Work task -> Copy every line of the entries that has the string "Transform" in it.

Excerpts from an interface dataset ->
★ ★ ★ ★ ★

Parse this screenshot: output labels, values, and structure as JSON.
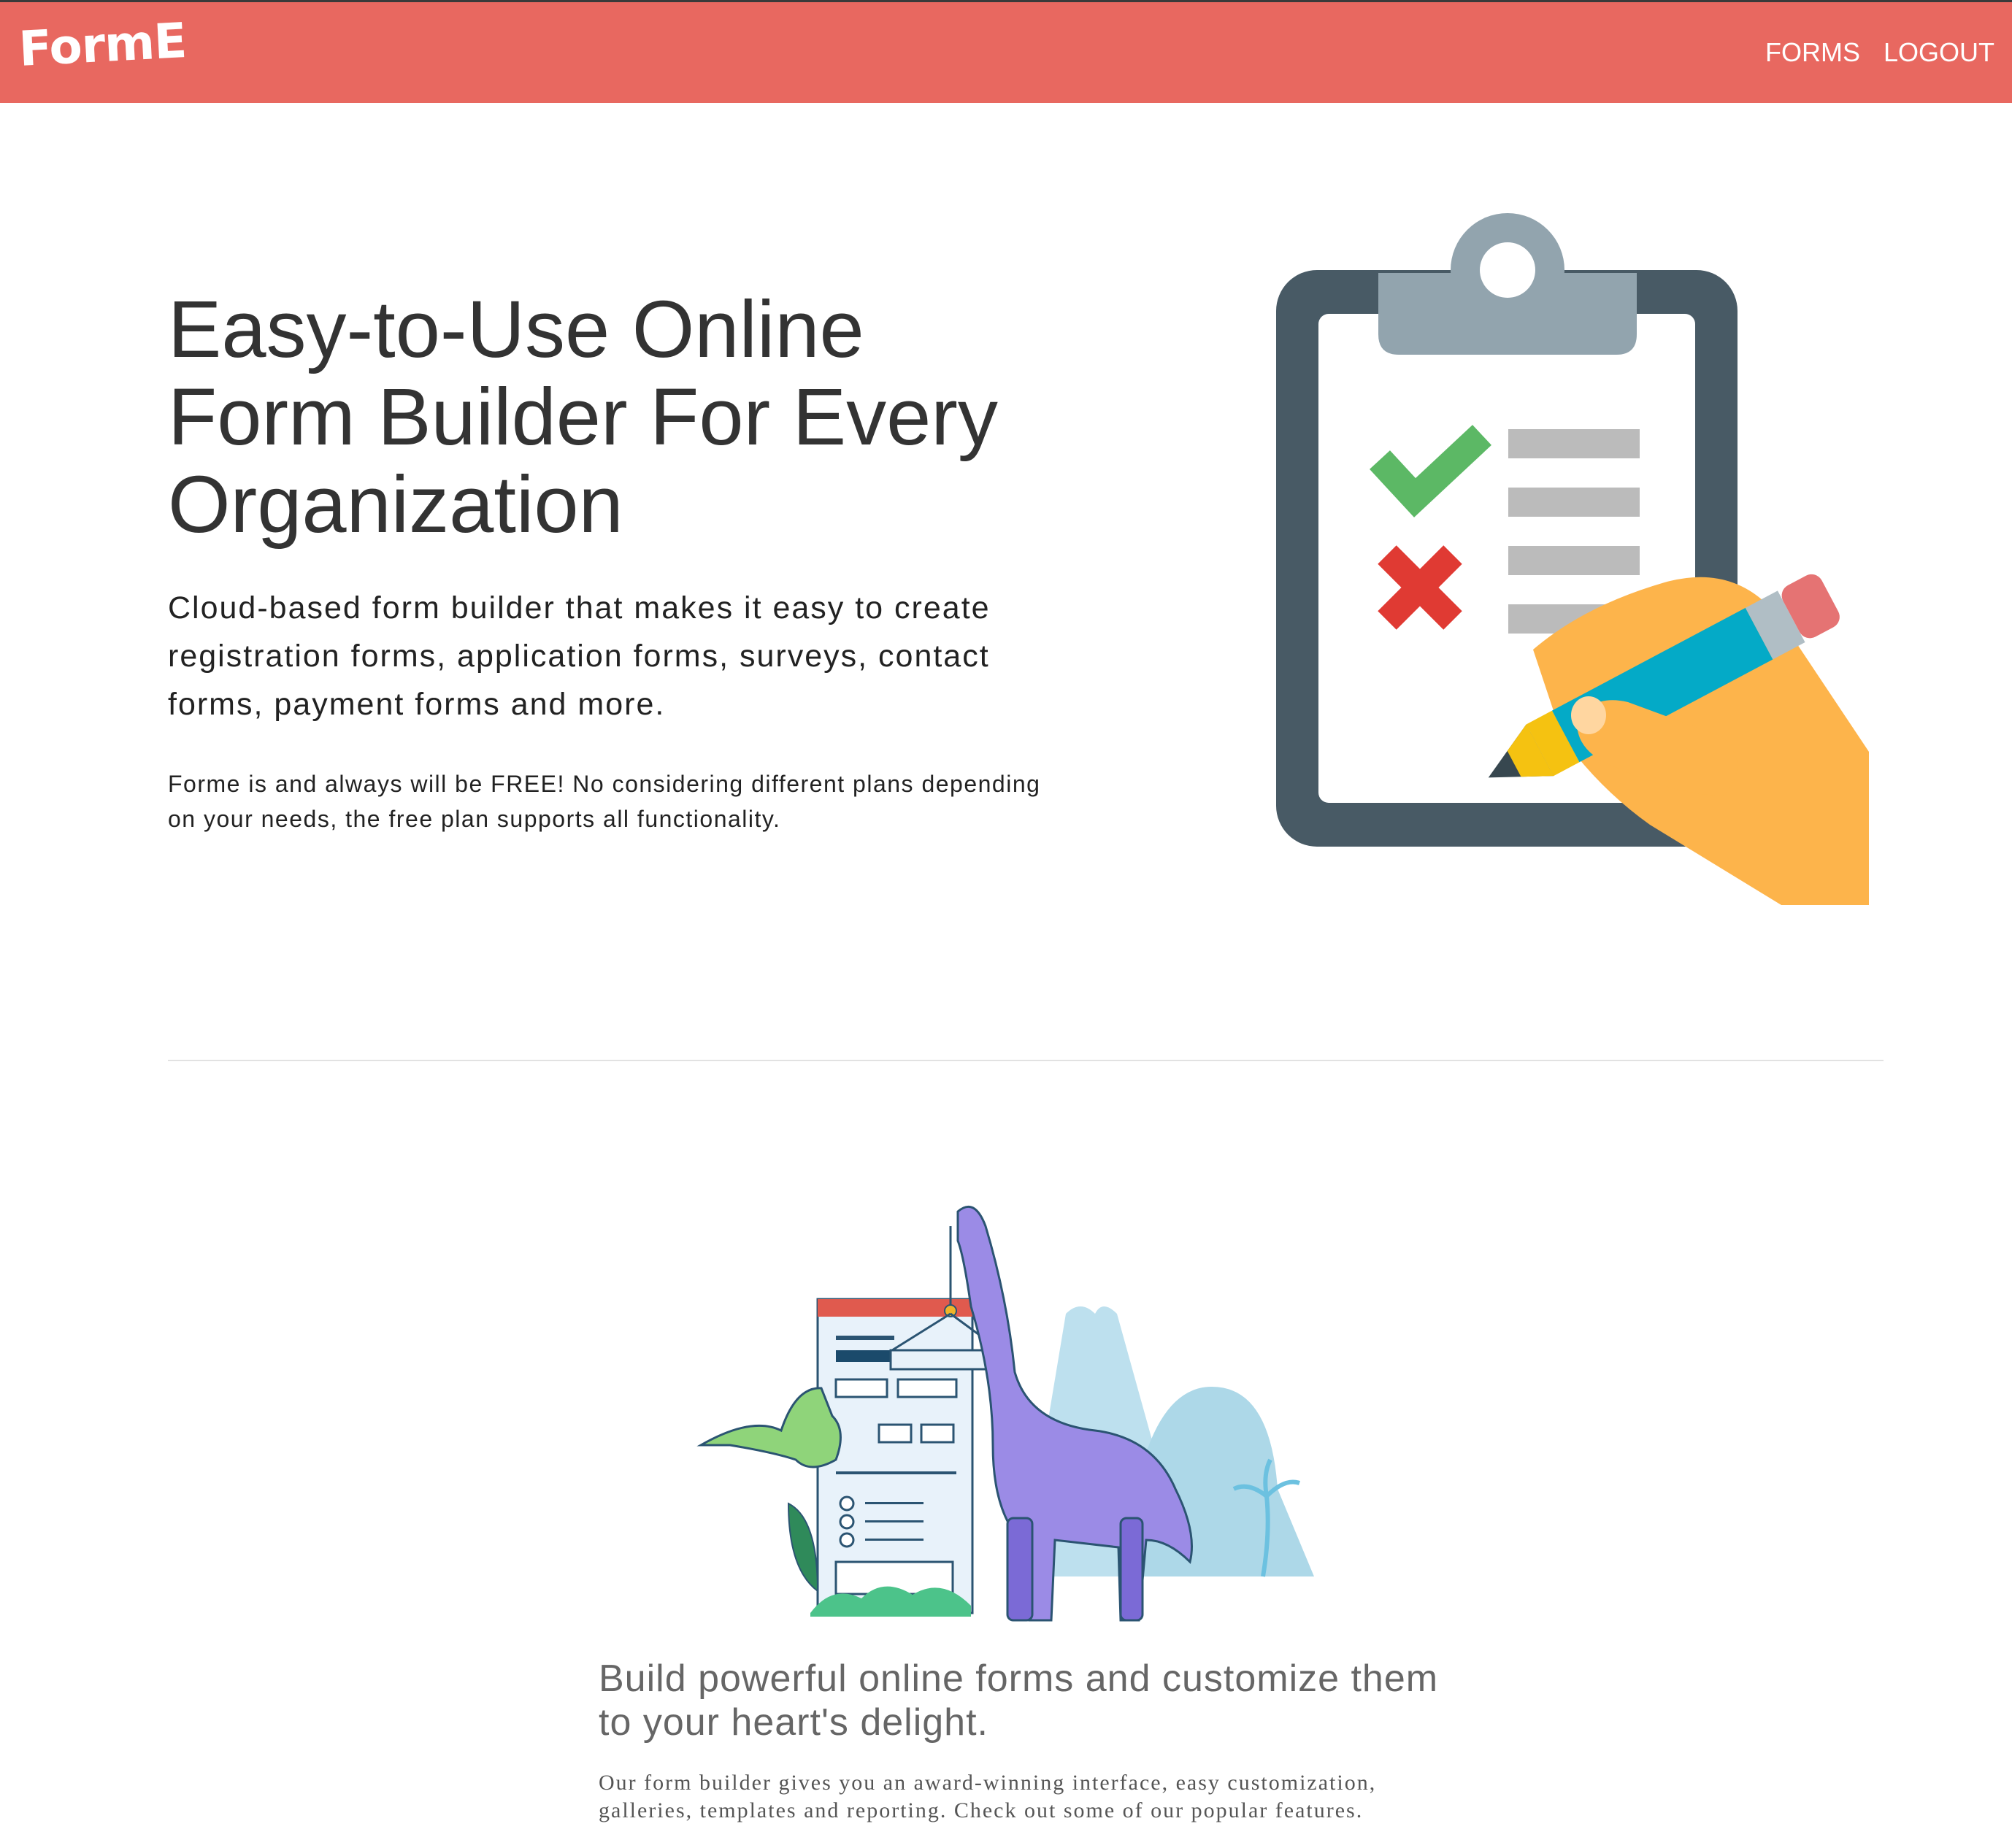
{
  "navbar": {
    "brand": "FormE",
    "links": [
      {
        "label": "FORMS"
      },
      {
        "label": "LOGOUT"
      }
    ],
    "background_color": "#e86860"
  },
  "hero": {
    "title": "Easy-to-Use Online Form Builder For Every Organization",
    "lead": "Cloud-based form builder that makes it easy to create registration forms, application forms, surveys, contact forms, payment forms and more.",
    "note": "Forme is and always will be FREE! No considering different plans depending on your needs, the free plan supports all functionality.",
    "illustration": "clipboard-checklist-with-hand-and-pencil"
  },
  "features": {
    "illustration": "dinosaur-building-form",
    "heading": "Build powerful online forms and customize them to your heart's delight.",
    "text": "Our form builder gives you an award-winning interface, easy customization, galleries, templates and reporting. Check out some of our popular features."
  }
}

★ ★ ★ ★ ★

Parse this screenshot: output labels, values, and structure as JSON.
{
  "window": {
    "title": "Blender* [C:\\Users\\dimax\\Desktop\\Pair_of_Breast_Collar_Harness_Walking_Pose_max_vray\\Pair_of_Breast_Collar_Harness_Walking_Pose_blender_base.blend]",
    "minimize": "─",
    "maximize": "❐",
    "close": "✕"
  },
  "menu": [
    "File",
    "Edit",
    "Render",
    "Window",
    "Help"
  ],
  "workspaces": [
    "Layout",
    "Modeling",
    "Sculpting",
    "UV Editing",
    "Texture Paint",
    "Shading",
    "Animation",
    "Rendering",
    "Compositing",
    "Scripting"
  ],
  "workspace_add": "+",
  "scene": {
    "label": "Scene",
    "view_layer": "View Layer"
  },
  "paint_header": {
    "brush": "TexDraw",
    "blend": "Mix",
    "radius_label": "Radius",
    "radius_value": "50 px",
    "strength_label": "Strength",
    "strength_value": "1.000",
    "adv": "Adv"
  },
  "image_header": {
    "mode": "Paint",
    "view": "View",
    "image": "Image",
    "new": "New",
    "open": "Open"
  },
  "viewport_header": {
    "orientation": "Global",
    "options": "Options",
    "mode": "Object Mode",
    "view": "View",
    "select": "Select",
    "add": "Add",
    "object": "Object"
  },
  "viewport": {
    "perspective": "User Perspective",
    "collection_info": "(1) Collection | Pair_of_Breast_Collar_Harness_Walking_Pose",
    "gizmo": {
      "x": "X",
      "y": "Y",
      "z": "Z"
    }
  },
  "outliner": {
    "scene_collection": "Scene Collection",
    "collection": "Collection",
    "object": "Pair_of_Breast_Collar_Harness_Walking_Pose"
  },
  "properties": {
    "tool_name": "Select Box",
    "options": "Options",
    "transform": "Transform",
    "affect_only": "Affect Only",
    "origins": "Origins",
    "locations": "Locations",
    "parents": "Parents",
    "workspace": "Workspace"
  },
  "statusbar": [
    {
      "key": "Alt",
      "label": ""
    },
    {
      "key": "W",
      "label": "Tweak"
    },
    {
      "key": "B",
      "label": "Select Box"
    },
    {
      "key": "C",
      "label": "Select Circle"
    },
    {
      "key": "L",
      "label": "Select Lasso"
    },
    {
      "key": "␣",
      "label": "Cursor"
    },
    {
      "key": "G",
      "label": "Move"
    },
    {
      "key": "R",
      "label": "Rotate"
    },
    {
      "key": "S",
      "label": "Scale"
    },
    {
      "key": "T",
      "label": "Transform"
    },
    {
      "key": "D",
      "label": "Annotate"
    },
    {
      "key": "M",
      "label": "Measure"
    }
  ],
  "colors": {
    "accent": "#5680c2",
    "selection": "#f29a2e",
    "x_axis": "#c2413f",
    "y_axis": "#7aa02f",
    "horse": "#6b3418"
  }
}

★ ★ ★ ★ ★

Output for this task ->
    "transform": "Transform",
      "label": "Transform"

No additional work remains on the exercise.